Cassius was the the acting legate of the Legion. Formally, the post of legate had to be held by a senator, but no senator would personally lead troops into battle and so Cassius was appointed to act in the legate's stead. He was a man tough as boiled leather, a champion gladiator before he was granted his freedom and adopted into House Cassius. He could not claim the family title for himself, but his son by marriage to the late patriarch's daughter was eligible to inherit the full honor of the family should none of his cousins survive to adulthood and produce heirs to continue the bloodline. Those cousins might live longer if they renounced their claim to the inheritance.
"Cassius," the King began, "earlier today an emissary from the North made an appearance at the Agora... to declare war on this city, and to announce that the Northern army is on its way."
"Should you not be telling this to Maxentius?" Cassius asked, referring to the fleet prefect of the navy. "We have not seen any northern raiders for years, but surely our fleet can sink their ships before they can even reach the harbor since they have been gracious enough to forewarn us of their coming."
"They are not coming by sea, Cassius," the King replied.
"It will take them weeks to cross the overland route around the Campus Caedis."
"They do not mean to go around either."
"They would cross the Campus Caedis?" Cassius asked incredulously. "Then there is even less to fear. They will never make it."
"The emissary seemed to think differently and the Senate has voted for the Legion to march out to meet them before they can reach the Wall."
Cassius balked at this.
"The Senate would have me march the Legion into the Campus Caedis? It is madness."
"It is the will of the Senate," Cornelius said.
"It would be a fruitless waste of life. I will double the guard on the Wall, triple it even, and have the rest of the Legion at the ready the moment there is sight of the enemy, should any of them survive the crossing, but I will not take my men into those cursed lands."

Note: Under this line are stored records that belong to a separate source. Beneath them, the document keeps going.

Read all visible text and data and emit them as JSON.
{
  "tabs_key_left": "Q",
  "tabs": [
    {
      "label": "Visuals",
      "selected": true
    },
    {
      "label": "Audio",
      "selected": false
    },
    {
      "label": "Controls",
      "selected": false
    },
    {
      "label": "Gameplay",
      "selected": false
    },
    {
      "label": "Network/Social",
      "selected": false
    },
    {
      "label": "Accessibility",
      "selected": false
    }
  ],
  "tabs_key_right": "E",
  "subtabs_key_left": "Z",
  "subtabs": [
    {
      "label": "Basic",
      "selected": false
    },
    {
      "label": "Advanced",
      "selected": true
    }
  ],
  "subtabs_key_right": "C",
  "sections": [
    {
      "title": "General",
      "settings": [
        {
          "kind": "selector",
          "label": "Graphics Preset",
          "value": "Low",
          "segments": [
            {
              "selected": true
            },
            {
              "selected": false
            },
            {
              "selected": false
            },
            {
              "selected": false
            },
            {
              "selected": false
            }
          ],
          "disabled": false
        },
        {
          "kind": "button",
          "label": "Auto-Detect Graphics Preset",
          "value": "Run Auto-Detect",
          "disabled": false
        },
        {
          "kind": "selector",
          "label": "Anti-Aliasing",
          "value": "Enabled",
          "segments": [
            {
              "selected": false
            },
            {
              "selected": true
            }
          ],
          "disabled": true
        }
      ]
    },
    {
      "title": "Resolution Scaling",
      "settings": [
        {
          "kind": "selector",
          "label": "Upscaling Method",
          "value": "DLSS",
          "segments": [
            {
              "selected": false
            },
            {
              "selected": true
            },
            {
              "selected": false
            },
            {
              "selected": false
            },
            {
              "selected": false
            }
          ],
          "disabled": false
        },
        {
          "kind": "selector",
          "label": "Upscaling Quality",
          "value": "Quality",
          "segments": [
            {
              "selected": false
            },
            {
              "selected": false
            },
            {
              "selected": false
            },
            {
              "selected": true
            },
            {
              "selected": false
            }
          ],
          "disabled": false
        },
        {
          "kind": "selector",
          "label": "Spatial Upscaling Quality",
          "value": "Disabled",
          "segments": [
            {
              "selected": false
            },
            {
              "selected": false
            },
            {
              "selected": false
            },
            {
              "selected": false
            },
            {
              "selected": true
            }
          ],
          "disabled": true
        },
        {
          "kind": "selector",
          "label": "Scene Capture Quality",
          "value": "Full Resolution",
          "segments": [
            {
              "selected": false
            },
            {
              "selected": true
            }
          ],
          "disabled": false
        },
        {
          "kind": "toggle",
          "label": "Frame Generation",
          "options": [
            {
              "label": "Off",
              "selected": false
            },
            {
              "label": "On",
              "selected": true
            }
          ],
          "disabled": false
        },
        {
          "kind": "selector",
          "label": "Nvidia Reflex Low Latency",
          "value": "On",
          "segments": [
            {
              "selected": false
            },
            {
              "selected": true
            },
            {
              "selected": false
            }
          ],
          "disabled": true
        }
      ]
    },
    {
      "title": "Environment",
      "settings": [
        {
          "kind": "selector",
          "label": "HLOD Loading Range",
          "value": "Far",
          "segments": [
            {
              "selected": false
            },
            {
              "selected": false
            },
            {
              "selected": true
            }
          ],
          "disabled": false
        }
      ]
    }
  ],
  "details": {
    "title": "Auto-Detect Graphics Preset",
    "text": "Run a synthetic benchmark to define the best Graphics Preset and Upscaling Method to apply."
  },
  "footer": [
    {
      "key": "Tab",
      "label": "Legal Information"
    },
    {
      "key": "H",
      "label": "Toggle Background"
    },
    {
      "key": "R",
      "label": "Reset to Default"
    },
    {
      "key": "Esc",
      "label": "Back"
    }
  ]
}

Cassius had never spoken so brazenly before. Clearly he had forgotten his place.
"You would defy the will of the Senate? Refuse an order from your King? I wold have your head for this and the heads of everyone in your family. Guards!"
Cassius was unshaken and Cornelius' intended display of authority worked against him because the Praetorians in the throne room turned not to Cassius but to him.
"Do not make the same error as your father, O King," Cassius said coolly. "The kings may style themselves as gods for festivals and pageants, but they are all too mortal, as are the men of the Senate. Those without the stomach to take up arms should tread lightly among those who do."
Realizing how near he was to sharing his father's fate, Cornelius started to panic, crying out, "This, this is treason! Treason!"
"No," Cassius replied, raising a hand so that the Praetorians stood down. "This is not treason. In fact, I will make a wager with you. For the sake of my family, I will obey the Senate. If I am proven wrong, my head will be yours. I offer it up willingly. However, if I am right and this mad course leads to the Legion's devastation because we foolishly dared to invoke the curse upon us, should I survive to return here, it is your head that will be made an offering to appease the gods. I will claim it myself."
"You... you cannot do this," Cornelius said with quaking voice. "I am only carrying out the Senate's will."
"And you will be made to answer for it, O King," Cassius replied. "That is the true purpose of kings. They are fattened calves to be sacrificed to satisfy the gods' wrath against the people. Pray for our victory. Not only the fate of the city, but your own life hangs in the balance."
With that, Cassius saluted once more, then turned and left. Cornelius looked nervously to the Praetorians, who went back to being still as statues. Each and every one of them was sworn to protect his life, but they were just as ready to take it and Cassius had their loyalty. Did he mean to snuff out this dynasty that had ruled for over a thousand years? He longed for the morning, when his greatest care was boredom. Heavy is the head that wears the crown indeed.